Assignment: Would you print the whole listing again, word for word?

Data for the task:
+ + + +
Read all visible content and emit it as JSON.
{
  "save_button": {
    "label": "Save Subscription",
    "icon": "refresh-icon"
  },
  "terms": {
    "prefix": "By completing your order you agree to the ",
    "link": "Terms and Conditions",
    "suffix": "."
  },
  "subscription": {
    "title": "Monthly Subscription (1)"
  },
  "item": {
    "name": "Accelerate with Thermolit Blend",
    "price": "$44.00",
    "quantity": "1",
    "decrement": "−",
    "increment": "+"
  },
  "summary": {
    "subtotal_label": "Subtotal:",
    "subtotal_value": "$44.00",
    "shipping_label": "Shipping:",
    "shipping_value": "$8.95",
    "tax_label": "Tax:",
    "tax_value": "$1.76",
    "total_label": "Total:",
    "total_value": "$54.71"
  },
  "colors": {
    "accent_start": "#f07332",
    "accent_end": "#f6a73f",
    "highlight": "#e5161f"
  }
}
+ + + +
Result of this exercise:
Read all visible content and emit it as JSON.
{
  "save_button": {
    "label": "Save Subscription",
    "icon": "refresh-icon"
  },
  "terms": {
    "prefix": "By completing your order you agree to the ",
    "link": "Terms and Conditions",
    "suffix": "."
  },
  "subscription": {
    "title": "Monthly Subscription (1)"
  },
  "item": {
    "name": "Accelerate with Thermolit Blend",
    "price": "$44.00",
    "quantity": "1",
    "decrement": "−",
    "increment": "+"
  },
  "summary": {
    "subtotal_label": "Subtotal:",
    "subtotal_value": "$44.00",
    "shipping_label": "Shipping:",
    "shipping_value": "$8.95",
    "tax_label": "Tax:",
    "tax_value": "$1.76",
    "total_label": "Total:",
    "total_value": "$54.71"
  },
  "colors": {
    "accent_start": "#f07332",
    "accent_end": "#f6a73f",
    "highlight": "#e5161f"
  }
}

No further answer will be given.